Friday, February 17, 2012

Flatulence and lactose intolerance

We have many customers using our Flat-D Flatulence Deodorizer pads because of the gas that comes with their lactose intolerance. The inventor of the Flat-D is lactose intolerant. So he invented the Flatulence Deodorizer. Here is a nice all around article on the subject.
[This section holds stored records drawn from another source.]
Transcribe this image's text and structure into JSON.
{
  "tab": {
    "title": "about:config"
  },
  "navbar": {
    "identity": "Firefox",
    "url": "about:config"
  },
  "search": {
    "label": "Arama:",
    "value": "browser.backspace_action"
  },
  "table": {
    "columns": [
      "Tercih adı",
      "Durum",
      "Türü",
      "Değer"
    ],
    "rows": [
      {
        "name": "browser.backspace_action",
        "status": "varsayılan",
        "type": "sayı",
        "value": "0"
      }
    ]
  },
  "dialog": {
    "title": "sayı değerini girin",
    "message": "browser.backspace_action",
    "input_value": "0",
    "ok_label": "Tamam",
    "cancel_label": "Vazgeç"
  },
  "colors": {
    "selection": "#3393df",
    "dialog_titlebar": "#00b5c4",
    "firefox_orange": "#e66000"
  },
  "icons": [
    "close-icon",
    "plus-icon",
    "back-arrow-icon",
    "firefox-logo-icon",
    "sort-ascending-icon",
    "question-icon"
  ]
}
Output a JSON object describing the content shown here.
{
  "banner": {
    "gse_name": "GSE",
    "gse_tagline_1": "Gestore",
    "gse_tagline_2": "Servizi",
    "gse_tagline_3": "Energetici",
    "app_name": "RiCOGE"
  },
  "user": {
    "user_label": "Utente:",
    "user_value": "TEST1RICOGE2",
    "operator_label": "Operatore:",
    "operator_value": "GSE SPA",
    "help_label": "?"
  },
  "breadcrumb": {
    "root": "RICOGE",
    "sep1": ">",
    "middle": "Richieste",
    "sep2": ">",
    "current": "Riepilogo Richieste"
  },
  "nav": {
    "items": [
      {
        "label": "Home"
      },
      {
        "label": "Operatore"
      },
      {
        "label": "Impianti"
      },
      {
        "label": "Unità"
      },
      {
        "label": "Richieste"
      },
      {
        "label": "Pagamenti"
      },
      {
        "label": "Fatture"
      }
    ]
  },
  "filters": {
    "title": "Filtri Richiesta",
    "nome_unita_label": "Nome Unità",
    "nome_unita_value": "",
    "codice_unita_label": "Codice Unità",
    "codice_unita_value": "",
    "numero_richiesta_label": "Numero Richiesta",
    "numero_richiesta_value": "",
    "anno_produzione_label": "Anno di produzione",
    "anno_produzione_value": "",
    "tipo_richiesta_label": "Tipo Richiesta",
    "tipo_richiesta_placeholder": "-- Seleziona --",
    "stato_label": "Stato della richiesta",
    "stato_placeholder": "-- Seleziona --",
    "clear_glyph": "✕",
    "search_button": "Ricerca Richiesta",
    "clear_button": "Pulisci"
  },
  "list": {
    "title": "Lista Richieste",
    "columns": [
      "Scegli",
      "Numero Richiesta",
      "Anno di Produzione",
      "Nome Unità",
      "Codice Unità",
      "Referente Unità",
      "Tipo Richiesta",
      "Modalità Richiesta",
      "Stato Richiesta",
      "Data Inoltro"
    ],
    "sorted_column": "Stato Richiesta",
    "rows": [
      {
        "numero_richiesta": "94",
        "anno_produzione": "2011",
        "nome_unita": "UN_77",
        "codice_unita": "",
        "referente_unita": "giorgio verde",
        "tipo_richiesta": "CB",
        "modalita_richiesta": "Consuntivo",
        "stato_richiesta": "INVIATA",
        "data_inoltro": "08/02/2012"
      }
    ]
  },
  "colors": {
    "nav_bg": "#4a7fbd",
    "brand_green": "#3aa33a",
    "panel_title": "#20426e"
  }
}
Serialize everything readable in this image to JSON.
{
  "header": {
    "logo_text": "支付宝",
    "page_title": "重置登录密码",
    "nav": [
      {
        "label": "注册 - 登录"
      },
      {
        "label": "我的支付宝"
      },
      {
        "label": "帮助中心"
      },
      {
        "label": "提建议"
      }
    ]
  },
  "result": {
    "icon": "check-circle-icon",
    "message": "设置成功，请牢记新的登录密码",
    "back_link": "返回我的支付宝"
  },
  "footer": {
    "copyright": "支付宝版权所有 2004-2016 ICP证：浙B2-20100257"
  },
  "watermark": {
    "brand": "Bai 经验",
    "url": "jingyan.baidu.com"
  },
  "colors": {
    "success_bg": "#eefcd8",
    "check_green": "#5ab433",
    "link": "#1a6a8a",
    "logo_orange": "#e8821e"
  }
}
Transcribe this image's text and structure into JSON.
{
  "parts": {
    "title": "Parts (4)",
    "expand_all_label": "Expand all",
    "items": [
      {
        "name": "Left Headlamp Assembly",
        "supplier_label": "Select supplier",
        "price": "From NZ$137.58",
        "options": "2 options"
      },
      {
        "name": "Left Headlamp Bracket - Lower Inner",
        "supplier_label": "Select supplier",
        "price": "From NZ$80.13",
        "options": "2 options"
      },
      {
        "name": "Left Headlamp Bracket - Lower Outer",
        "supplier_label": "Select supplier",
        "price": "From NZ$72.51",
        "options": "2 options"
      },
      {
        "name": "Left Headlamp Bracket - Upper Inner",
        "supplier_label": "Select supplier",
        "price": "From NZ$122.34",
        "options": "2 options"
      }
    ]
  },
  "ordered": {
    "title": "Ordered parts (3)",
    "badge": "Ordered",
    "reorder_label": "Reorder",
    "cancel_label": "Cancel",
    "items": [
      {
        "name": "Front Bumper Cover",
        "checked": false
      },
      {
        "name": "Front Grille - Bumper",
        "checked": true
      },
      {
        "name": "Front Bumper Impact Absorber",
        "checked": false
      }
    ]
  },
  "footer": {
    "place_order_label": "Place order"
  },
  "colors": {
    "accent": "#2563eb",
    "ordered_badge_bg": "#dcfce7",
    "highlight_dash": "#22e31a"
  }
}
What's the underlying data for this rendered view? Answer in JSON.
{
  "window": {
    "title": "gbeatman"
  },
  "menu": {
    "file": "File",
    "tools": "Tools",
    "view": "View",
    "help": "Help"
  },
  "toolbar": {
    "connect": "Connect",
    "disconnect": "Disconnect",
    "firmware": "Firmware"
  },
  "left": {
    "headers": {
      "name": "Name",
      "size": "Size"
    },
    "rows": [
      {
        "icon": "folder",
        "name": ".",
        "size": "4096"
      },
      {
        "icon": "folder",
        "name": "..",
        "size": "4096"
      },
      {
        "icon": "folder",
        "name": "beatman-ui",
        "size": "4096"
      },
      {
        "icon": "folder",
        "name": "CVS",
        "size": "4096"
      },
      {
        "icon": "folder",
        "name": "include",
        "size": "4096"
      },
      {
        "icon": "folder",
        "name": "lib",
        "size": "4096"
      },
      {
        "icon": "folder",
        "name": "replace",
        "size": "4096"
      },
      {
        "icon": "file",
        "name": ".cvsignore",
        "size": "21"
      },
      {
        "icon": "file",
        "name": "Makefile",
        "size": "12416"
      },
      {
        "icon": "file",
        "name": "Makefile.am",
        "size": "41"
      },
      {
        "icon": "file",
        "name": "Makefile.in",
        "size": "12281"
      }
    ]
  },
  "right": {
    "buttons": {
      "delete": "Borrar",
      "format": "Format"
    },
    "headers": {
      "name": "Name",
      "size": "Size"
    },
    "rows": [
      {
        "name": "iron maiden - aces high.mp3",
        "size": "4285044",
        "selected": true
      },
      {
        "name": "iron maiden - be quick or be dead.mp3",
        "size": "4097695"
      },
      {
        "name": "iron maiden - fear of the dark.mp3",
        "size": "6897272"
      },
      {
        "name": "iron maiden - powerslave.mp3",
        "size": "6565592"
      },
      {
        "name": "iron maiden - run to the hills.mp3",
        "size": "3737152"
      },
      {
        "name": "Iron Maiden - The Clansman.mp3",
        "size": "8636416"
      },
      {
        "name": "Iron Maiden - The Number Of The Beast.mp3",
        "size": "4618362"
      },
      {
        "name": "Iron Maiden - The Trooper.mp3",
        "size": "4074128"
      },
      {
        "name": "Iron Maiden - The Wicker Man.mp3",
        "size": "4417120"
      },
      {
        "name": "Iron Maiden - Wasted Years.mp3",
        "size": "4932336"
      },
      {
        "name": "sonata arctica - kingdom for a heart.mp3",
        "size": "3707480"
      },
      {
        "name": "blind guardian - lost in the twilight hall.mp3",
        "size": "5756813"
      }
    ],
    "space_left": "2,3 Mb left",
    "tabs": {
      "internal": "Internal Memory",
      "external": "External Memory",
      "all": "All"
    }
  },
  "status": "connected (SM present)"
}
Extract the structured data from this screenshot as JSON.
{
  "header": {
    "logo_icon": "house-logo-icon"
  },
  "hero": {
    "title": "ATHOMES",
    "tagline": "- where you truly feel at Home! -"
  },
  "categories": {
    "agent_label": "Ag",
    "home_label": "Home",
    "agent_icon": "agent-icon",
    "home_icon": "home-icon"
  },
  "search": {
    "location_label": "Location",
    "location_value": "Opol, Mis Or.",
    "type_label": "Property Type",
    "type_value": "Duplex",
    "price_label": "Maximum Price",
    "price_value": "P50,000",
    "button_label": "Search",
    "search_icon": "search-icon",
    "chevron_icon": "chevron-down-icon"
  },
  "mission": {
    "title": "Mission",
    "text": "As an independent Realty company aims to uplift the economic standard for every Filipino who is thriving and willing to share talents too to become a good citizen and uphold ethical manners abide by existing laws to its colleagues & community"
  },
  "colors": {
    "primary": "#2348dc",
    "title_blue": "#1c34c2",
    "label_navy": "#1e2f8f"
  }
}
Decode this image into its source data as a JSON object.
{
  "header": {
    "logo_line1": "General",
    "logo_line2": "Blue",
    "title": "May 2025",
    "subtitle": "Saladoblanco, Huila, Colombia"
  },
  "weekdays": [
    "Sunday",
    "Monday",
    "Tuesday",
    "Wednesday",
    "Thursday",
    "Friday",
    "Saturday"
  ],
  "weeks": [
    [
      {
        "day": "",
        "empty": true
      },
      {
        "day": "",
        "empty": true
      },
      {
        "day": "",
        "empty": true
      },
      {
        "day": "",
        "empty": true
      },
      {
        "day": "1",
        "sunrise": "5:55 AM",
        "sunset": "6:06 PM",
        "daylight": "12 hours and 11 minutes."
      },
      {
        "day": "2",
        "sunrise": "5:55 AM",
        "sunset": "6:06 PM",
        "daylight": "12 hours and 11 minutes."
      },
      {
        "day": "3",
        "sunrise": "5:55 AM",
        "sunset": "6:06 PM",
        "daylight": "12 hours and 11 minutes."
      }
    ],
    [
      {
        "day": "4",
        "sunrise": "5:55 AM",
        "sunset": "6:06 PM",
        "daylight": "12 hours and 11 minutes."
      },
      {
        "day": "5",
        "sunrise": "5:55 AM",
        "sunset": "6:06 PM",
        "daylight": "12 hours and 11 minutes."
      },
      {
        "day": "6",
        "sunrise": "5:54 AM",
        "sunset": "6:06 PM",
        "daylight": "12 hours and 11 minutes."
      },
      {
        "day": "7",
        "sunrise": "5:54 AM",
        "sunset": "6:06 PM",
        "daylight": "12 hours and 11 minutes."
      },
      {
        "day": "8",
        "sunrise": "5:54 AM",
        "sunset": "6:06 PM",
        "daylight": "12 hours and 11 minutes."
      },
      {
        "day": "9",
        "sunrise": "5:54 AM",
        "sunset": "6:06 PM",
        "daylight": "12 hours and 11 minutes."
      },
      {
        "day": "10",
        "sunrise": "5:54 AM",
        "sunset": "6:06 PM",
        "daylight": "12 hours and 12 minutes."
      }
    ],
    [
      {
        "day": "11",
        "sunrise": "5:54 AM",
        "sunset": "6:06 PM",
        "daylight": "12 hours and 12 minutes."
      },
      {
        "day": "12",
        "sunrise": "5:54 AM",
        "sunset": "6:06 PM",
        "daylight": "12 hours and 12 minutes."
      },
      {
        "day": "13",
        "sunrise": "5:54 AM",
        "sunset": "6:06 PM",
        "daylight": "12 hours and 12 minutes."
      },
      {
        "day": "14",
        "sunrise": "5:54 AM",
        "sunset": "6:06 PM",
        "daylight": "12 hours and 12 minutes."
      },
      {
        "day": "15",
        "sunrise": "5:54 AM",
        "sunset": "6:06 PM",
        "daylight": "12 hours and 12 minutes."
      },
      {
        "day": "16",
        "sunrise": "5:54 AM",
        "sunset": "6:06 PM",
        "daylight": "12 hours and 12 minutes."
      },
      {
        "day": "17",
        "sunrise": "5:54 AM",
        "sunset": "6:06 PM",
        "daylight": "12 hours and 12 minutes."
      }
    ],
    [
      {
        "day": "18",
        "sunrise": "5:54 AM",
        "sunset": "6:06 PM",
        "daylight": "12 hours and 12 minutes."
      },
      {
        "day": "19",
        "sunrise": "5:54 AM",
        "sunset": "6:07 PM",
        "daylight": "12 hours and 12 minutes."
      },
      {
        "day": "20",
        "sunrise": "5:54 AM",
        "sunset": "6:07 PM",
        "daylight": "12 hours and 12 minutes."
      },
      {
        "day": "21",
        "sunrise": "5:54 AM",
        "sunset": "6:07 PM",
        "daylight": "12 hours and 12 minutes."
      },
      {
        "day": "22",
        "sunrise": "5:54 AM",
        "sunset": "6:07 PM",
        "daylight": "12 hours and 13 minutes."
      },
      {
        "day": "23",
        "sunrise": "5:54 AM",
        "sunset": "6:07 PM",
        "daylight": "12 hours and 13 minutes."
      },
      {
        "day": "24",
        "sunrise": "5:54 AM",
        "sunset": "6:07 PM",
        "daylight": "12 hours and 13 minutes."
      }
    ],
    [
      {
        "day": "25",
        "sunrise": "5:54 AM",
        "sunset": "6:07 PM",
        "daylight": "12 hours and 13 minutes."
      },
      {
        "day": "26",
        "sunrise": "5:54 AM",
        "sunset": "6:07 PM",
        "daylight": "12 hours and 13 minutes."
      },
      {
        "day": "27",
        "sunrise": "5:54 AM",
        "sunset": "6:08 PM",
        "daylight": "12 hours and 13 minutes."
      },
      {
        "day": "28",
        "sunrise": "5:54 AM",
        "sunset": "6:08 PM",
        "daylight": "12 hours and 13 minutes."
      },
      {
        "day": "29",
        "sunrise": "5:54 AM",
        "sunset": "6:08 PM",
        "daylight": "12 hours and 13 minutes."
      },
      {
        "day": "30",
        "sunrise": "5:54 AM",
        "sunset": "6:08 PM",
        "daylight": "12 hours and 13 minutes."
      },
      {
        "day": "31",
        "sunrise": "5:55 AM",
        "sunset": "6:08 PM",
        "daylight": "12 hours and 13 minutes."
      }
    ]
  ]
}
In reality, the prevalence of lactose intolerance in the U.S. is difficult to assess accurately. Still, it is likely much lower than suggested based upon self-report, according to the National Institutes of Health [1]. In part, this is because individuals have a tendency to misinterpret any gastrointestinal upset following a dairy-containing meal as evidence of lactose intolerance [2]. Most people, however — even those with lower-than-normal lactase levels — do not report gastrointestinal upset after being exposed to lactose in a blind challenge, explains the NIH.
Lactose intolerance results from insufficient production of the enzyme lactase (LCT), which the small intestine uses to help break down lactose, or milk sugar. Lactose is a disaccharide, meaning it’s made up of two smaller sugar units called monosaccharides. The small intestine can absorb monosaccharides, but disaccharides (and larger combinations of monosaccharides, called polysaccharides) have to be digested into their monosaccharide building blocks before they can be absorbed. The digestive tract uses a wide variety of enzymes to accomplish this task. Digestive enzymes are very specific in their function; the enzyme responsible for breaking down lactose, for instance, can’t digest sucrose (table sugar). Sucrase, the enzyme that breaks down sucrose, is similarly incapable of digesting lactose. As such, a person must produce lactase in order to digest lactose.

In those individuals with true lactose intolerance, the absence of appropriate quantities of lactase means that lactose passes undigested into the large intestine. There, native flora (naturally-occurring bacterial species) of the gut break down the lactose to provide for their own energy needs. This results in the accumulation of a large amount of gas, which is a waste product of bacterial lactose digestion. The gas leads to the sensations of bloating and cramping, and can result in flatulence. Undigested lactose in the large intestine can also cause diarrhea.

Most people make lactase in appropriate amounts early in life; without lactase, babies would be incapable of digesting breast milk (which is actually higher in lactose than cow’s milk). Some ethnic groups produce less lactase after the age of weaning, leading to lactose intolerance that begins in childhood. This lactose intolerance persists throughout adulthood, and is most common in individuals of African, Hispanic (non-European), Native American, and Asian descent. Europeans are much less likely to develop lactose intolerance post-babyhood. Further, there’s some evidence to suggest that lactose intolerance increases with advancing age [3], though there isn’t a significant body of data supporting this.